Rumble

Working For The Knife

Working For The Knife

By Daley Hooten • Rumble Contributor | Everyone! Mitski is back! I repeat, Mitski is back!

After a 3 year hiatus, singer-songwriter Mitski Miyawaki returned on October 5th with a new single and the exciting announcement of her U.S. tour. “Working for the Knife”' is the title of this new single and it's the perfect song to return with. 

I have been so excited for the new music from Mitski, so much so that I watched the music video in my Pre-Calc class instead of working on dividing complex equations (but let’s be honest, Mitski triumphs over schoolwork any day). In her music video, she incorporates visuals that allude to her previous eras; the building at the beginning references her album, “Bury Me at Makeout Creek,” and the cowboy hat she wears references her 2018 album, “Be the Cowboy.”

Mitski does an incredible job of creating a story throughout her music and her albums. In “Working for the Knife,” she starts with these powerful lyrics I'm sure so many of us can relate to: “I cry at the start of every movie/ I guess ‘cause I wish I was making things too.” She captures the hopeless feeling of not being able to achieve one's dreams and the envy that comes when seeing others live theirs out. 

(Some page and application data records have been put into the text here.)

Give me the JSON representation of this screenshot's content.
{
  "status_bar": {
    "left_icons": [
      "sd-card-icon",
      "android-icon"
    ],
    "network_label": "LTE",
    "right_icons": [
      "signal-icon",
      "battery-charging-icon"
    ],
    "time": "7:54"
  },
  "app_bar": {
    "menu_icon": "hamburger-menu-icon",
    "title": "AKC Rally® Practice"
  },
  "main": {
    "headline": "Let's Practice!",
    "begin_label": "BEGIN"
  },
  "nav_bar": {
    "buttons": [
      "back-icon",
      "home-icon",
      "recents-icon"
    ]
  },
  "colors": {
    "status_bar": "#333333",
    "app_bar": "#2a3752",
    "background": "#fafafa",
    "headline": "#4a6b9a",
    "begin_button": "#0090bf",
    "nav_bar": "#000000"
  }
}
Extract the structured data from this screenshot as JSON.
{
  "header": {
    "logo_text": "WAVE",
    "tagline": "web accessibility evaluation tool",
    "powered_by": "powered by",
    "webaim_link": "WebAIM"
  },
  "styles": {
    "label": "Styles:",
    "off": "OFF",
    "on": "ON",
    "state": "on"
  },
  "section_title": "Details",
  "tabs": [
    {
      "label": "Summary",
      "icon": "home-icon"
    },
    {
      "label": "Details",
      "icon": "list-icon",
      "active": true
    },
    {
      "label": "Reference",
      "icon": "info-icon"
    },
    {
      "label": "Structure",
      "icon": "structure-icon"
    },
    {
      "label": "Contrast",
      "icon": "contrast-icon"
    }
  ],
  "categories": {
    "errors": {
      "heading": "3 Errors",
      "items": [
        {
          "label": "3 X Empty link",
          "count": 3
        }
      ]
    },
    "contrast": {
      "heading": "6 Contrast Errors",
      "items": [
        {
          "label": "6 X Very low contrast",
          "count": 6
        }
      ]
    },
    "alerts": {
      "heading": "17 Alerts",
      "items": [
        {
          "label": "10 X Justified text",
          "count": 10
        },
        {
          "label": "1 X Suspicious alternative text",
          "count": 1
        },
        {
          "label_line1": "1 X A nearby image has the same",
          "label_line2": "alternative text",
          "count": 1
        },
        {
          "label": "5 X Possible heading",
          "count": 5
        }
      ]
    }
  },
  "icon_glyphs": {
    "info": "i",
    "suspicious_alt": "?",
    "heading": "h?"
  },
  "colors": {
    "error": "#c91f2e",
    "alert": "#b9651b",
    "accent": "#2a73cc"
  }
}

She progresses her song by the use of anaphoras at the ending of each verse. She starts with, “But I’m working for the knife,” then moves to “Cause I’m working for the knife,” and then “That I’m living for the knife,” and finally ends with “That I’m dying for the knife.”

What is the knife Mitski is referring to? In a press release, Mitski says the song is about “a world that doesn’t seem to recognize your humanity.” The knife is the society that artists live in which overlooks their creativity and uniqueness. In the anaphoras, we see a shift in Mitski’s mindset. After each verse she slowly comes to terms with the world she lives in. She is at first defiant and does everything she can to separate herself from the force she is working for, but ultimately, she ends by stating how she would die for it. 

Related Items

She is not by any means energetic when accepting the fate before her, but she realizes that there's no way to escape it. I think, especially after the past couple years of realizing the many problems within our society, this song is incredibly easy to sympathize with and understand on a personal level.  

Over the first stage of quarantine, when we were all confined to our houses, I gained a lot of free time which I used to listen to new music. I discovered a lot of artists during quarantine — Mitski being prominent among them. Her songs are so soul-bearing and melancholy but also captivating. A lot of her songs deal with the topic of loneliness, which was reassuring during such an isolating time for me. Mitski’s music made me feel like it was ok to feel lonely, so I often listened to her to feel comforted (or to just let out a good cry). 

What I especially love about Mitski is how she can sing about extremely dense topics so simplistically. For example, in her song “Francis Forever,” she sings “On sunny days I go out walking/ I end up on a tree-lined street/ I look up at the gaps of sunlight/ I miss you more than anything.” This verse is the one that always gets me. 

Although some of her lyrics are unadorned with the complexities seen in other sad songs, she can still punch you right in the gut. The fact that such a simple verse is able to twist your stomach is what makes her music so impactful. “Working For the Knife” was the perfect song for Mitski to return with. I cannot wait to see what else she has for us.   

 

(Daley Hooten is a high school student, writer and music aficionado living in Asheville, North Carolina. This email address is being protected from spambots. You need JavaScript enabled to view it..) 

Leave a comment

1 comment

  • Daley,
    Your connections and insights are far beyond your years! Thank you for introducing me to a new artist and for your incredible passion.

    posted by Betsy

    Thursday, 10/21/2021

Smokey Mountain News Logo
SUPPORT THE SMOKY MOUNTAIN NEWS AND
INDEPENDENT, AWARD-WINNING JOURNALISM
Go to top
Payment Information

/

At our inception 20 years ago, we chose to be different. Unlike other news organizations, we made the decision to provide in-depth, regional reporting free to anyone who wanted access to it. We don’t plan to change that model. Support from our readers will help us maintain and strengthen the editorial independence that is crucial to our mission to help make Western North Carolina a better place to call home. If you are able, please support The Smoky Mountain News.

The Smoky Mountain News is a wholly private corporation. Reader contributions support the journalistic mission of SMN to remain independent. Your support of SMN does not constitute a charitable donation. If you have a question about contributing to SMN, please contact us.